Review: Our Top 5 Harnesses

The 5 best harnesses for every type of climbing
Publish date:

This article originally appeared in the August 2015 issue of our print edition. 

Rock Climbing harnesses

With more than 200 years of combined climbing experience, our 11 testers took 14 harnesses on routes from Smith Rock, Oregon, to Rumney, New Hampshire, visiting a few dozen crags in between. They took countless falls (in the name of testing, of course) to find the best combinations of fit, features, durability, comfort, convenience, and last but not least, price. Your harness is one of your three most important pieces of gear (along with your shoes and rope), so choose wisely based on your personal climbing goals, whether they involve 30-footers or no-fall zones. After more than six months of testing, we were able to narrow the contenders down to the following five rigs that will keep you safe and happy on everything from single-pitch topropes to multi-day big wall excursions. 

Big Wall Comfort

metolius deluxe.jpg

Review: Metolius Safe Tech Deluxe Climbing Harness
The best built harness for redundancy, durability, and robust features; take this on your next big wall adventure. Read the full review.

Perfect Fit


Review: Grivel Apollo Climbing Harness
Minimalist but functional design that offers a surprising amount of comfort at a featherweight for a fully featured harness. Read the full review.

Best Bargain
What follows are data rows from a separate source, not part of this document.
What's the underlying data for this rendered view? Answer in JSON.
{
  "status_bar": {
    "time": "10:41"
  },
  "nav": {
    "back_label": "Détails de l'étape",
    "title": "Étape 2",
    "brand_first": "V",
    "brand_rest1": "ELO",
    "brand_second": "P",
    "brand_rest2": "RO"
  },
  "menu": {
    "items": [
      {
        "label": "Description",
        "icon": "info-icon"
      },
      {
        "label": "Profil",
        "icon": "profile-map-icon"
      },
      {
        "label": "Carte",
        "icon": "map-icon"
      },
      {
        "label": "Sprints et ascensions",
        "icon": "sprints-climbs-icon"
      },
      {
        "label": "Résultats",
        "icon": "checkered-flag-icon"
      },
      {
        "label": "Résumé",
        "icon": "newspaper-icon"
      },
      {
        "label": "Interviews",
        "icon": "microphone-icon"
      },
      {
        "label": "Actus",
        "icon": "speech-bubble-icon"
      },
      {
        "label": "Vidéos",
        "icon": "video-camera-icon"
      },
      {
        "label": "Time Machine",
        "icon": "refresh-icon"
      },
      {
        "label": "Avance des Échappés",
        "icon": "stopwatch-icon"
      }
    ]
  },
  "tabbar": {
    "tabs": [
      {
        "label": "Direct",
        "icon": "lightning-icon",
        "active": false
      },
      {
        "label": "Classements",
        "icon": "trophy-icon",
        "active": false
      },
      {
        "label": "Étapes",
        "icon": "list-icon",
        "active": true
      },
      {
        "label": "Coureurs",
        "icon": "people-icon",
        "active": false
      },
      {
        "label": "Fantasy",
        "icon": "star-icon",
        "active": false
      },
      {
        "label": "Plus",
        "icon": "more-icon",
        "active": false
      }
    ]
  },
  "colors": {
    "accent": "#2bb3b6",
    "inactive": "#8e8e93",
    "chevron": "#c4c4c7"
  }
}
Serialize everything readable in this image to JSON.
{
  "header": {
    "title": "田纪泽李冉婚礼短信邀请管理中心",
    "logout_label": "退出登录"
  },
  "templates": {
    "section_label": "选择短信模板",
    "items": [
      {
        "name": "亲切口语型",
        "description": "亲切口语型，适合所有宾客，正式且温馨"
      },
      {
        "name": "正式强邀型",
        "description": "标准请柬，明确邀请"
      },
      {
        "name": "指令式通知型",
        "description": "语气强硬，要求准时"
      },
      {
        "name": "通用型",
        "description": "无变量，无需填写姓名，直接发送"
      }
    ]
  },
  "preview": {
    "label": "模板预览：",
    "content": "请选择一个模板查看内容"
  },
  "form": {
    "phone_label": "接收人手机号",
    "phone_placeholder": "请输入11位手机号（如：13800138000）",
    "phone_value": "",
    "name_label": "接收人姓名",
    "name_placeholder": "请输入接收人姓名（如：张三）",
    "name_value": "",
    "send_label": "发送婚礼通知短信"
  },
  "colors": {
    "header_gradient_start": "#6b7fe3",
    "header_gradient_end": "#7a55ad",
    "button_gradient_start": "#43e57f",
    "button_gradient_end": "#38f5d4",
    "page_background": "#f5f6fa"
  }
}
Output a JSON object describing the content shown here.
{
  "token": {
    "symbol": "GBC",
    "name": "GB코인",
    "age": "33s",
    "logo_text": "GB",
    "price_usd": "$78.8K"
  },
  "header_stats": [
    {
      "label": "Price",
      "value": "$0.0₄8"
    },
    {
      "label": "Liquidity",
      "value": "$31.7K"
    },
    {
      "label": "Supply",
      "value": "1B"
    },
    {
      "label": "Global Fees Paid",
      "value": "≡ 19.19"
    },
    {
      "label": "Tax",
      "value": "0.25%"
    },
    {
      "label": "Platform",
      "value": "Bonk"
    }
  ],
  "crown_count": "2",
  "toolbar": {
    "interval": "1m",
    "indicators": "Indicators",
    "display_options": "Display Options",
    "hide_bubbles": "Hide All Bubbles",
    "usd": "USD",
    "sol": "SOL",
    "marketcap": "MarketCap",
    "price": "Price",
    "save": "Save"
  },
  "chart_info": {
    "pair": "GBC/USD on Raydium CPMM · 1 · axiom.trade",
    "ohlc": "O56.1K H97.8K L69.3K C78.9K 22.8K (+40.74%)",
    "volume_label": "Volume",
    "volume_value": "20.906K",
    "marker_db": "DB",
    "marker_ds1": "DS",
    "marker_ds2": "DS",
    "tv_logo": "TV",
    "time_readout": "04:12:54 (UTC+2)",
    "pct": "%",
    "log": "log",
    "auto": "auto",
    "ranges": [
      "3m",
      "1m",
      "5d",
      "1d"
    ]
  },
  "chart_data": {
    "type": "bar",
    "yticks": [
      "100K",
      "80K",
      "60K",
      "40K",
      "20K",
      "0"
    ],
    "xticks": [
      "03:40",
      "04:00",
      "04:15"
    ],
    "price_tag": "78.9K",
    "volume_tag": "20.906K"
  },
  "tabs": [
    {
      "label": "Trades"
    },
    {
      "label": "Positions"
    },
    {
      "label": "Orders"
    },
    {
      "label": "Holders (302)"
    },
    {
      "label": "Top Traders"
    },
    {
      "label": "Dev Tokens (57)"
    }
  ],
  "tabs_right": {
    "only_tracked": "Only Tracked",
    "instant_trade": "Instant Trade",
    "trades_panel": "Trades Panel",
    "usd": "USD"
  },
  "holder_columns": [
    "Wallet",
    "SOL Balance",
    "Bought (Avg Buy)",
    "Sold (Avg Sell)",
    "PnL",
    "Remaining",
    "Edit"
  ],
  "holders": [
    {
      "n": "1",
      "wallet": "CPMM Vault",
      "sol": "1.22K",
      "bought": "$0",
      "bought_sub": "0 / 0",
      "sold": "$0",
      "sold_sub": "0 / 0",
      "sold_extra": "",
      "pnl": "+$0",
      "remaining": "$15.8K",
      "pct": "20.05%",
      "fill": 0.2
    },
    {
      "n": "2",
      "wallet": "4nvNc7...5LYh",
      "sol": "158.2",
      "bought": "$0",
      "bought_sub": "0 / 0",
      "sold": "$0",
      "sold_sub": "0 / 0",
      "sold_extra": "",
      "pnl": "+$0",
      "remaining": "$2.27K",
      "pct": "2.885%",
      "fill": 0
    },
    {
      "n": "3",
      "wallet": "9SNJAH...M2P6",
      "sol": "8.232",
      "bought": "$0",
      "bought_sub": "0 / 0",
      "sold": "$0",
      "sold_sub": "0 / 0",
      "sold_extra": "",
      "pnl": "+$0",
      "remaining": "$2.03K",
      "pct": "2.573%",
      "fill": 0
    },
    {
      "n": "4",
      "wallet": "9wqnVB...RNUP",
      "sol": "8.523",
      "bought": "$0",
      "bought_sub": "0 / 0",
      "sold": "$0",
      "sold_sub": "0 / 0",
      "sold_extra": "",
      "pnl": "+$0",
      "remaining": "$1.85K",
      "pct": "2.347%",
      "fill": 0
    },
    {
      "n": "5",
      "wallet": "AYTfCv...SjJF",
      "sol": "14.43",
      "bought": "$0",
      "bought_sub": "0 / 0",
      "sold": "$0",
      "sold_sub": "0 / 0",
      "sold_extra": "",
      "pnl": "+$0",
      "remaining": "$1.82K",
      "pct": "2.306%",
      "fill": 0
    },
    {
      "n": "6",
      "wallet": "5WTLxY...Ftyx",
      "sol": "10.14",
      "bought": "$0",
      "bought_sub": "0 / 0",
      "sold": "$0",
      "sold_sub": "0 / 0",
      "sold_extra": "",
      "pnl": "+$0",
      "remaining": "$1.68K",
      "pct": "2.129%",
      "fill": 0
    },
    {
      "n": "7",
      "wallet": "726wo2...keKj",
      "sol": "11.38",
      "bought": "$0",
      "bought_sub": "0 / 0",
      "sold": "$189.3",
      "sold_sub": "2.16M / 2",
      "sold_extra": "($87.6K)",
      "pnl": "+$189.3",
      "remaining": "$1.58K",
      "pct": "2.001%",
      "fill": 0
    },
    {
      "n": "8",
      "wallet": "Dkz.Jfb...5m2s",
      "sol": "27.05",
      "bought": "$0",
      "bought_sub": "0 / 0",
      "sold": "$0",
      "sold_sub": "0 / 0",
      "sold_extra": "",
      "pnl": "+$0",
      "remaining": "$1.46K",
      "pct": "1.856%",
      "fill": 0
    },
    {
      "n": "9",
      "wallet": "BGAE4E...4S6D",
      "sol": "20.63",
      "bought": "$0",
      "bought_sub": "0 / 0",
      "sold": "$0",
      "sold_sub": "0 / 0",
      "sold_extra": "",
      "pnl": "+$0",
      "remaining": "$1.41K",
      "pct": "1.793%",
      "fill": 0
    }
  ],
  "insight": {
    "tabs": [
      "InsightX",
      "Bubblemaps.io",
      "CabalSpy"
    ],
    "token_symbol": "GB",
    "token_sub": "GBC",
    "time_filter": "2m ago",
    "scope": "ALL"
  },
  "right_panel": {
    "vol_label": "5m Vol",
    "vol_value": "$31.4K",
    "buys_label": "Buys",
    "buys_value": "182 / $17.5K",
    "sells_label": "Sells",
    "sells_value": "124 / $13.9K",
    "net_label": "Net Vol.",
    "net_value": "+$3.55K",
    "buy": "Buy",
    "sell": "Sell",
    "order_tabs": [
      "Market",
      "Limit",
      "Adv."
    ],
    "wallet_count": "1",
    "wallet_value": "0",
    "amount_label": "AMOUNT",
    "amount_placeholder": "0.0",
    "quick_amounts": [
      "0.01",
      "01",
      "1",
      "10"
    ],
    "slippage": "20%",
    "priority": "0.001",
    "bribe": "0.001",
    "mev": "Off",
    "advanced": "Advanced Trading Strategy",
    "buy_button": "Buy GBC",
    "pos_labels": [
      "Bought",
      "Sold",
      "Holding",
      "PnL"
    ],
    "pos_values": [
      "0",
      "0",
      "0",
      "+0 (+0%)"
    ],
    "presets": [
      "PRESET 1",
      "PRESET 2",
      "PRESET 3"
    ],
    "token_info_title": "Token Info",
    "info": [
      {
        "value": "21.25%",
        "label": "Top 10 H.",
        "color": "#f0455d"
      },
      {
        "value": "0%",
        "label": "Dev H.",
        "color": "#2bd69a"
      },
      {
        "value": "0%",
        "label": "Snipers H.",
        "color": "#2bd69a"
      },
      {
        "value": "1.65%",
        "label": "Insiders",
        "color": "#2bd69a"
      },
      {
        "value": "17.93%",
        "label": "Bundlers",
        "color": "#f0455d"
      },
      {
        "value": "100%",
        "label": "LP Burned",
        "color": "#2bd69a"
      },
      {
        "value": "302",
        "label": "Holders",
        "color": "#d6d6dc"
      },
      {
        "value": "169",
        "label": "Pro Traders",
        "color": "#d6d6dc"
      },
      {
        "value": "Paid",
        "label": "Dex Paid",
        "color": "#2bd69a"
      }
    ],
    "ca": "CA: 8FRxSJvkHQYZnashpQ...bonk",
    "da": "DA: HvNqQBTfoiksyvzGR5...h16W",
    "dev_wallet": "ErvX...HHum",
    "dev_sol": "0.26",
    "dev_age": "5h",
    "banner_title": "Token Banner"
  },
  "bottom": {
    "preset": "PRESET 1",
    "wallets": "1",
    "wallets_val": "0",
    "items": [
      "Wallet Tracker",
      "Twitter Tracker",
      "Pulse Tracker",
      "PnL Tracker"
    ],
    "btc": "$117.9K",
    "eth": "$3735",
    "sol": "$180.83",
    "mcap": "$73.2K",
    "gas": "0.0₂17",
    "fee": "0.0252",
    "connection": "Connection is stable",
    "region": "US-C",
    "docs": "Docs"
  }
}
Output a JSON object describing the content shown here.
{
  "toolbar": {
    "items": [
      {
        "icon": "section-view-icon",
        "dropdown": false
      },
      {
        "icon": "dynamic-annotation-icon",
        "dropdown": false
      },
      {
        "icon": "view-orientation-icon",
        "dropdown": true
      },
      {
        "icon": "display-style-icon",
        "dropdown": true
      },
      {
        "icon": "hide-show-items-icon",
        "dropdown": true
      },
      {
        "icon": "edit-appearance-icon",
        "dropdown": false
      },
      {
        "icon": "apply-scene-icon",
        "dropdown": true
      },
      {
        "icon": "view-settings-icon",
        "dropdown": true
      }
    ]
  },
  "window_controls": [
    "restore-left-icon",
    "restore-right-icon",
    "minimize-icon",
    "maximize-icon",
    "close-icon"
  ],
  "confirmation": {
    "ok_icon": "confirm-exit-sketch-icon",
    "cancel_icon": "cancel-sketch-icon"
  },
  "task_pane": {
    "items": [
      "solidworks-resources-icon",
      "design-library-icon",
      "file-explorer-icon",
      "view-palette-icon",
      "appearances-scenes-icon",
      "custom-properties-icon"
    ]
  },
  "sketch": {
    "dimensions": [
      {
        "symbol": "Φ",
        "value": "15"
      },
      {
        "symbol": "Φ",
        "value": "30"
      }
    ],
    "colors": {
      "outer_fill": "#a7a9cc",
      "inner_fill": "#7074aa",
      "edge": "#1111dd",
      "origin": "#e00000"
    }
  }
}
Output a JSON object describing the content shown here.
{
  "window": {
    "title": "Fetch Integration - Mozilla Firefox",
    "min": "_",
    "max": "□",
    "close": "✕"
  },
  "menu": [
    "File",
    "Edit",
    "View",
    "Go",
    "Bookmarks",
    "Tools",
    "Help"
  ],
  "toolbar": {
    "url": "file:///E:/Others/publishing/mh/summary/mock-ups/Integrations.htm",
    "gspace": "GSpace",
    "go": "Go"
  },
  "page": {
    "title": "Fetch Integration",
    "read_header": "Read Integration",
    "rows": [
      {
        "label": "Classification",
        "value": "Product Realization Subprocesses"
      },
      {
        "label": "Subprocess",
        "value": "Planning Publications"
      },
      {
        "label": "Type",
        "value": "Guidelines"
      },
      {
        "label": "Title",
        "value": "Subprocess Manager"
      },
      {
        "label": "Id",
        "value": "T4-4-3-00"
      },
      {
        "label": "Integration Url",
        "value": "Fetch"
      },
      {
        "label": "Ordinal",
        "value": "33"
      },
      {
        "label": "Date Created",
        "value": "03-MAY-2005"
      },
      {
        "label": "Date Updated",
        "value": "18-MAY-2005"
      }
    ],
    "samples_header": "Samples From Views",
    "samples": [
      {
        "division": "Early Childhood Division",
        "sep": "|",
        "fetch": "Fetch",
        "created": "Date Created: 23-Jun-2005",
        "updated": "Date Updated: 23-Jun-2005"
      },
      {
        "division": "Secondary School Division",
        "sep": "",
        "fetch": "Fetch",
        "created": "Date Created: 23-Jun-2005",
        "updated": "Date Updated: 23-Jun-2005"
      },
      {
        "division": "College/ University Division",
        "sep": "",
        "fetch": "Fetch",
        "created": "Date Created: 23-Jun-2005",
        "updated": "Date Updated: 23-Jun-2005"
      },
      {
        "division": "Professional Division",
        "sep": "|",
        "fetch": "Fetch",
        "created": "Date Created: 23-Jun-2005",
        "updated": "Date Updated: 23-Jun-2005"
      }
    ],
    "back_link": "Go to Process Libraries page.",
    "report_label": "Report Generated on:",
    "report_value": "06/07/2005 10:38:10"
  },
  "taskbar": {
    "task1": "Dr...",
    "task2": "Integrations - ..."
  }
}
Review: Black Diamond Momentum Climbing Harness
With plenty of cushion to keep testers comfy but a very light feel, this harness shines in any conditions and any location, from the gym to all-day routes in Yosemite at a nice price. Read the full review.

Sleek All-Around


Review: Arc’teryx AR 395A Climbing Harness
Progressive construction, customizable fit, and optimal comfort help justify a slightly higher price, making it an excellent choice for gym, sport, trad, or ice. Read the full review.

Sporty Comfort


Review: Petzl Aquila Climbing Harness
Choose this for any bolt-clipping you might do, as well as gym climbing and redpointing single-pitch trad climbs. Read the full review. 

How is a Harness Made?

The goal of a well-built harness is always the same. It’s safety first, followed closely by comfort and convenience. The two construction types are tube-style and seam-taped. The former starts with a fabric tube that is sewn inside out. Foam is added as a filler, then the tube is pulled over the foam so the seams are on the inside. The foam and fabric provide comfort and structure by spreading the load out evenly, but once the body fabric is damaged or worn, the harness should be replaced immediately. Seam-taped styles start with a length of webbing that provide strength to the waistbelt and leg loops. The inner and outer fabrics are laminated to a piece of foam that wraps around the initial webbing, and then the waistbelt webbing with the buckle gets applied to the outside. The inner webbing is the strongest part of the harness, and it’s heavier, but this style has a longer lifespan according to our tests.
—Nancy Bouchard